▶ [AIM OF THE EXERCISE]:
Please reproduce every entry, keeping each one exact.

▶ [Excerpts from an interface dataset]:
★ ★ ★ ★

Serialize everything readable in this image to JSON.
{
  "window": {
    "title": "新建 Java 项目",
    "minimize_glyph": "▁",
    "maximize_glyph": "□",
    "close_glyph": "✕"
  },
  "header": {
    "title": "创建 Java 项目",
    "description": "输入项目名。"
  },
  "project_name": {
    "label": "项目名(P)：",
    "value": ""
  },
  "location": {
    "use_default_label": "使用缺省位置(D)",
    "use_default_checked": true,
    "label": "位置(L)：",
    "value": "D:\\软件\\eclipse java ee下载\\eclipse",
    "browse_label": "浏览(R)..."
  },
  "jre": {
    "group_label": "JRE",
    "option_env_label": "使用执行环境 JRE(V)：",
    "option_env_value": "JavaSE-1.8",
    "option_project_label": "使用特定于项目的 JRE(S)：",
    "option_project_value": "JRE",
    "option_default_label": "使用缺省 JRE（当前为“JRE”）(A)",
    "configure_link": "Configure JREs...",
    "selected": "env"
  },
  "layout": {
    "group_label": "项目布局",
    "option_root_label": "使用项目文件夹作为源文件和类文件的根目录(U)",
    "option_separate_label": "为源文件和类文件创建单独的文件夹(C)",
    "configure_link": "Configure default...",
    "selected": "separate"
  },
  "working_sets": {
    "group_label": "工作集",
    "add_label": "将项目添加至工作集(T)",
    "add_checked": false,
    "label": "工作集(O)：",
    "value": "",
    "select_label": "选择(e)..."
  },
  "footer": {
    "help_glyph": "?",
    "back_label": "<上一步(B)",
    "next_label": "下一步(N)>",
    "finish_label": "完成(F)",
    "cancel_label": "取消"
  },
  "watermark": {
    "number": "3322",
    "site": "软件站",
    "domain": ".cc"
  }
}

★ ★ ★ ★

▶ [REPLY]:
Serialize everything readable in this image to JSON.
{
  "window": {
    "title": "新建 Java 项目",
    "minimize_glyph": "▁",
    "maximize_glyph": "□",
    "close_glyph": "✕"
  },
  "header": {
    "title": "创建 Java 项目",
    "description": "输入项目名。"
  },
  "project_name": {
    "label": "项目名(P)：",
    "value": ""
  },
  "location": {
    "use_default_label": "使用缺省位置(D)",
    "use_default_checked": true,
    "label": "位置(L)：",
    "value": "D:\\软件\\eclipse java ee下载\\eclipse",
    "browse_label": "浏览(R)..."
  },
  "jre": {
    "group_label": "JRE",
    "option_env_label": "使用执行环境 JRE(V)：",
    "option_env_value": "JavaSE-1.8",
    "option_project_label": "使用特定于项目的 JRE(S)：",
    "option_project_value": "JRE",
    "option_default_label": "使用缺省 JRE（当前为“JRE”）(A)",
    "configure_link": "Configure JREs...",
    "selected": "env"
  },
  "layout": {
    "group_label": "项目布局",
    "option_root_label": "使用项目文件夹作为源文件和类文件的根目录(U)",
    "option_separate_label": "为源文件和类文件创建单独的文件夹(C)",
    "configure_link": "Configure default...",
    "selected": "separate"
  },
  "working_sets": {
    "group_label": "工作集",
    "add_label": "将项目添加至工作集(T)",
    "add_checked": false,
    "label": "工作集(O)：",
    "value": "",
    "select_label": "选择(e)..."
  },
  "footer": {
    "help_glyph": "?",
    "back_label": "<上一步(B)",
    "next_label": "下一步(N)>",
    "finish_label": "完成(F)",
    "cancel_label": "取消"
  },
  "watermark": {
    "number": "3322",
    "site": "软件站",
    "domain": ".cc"
  }
}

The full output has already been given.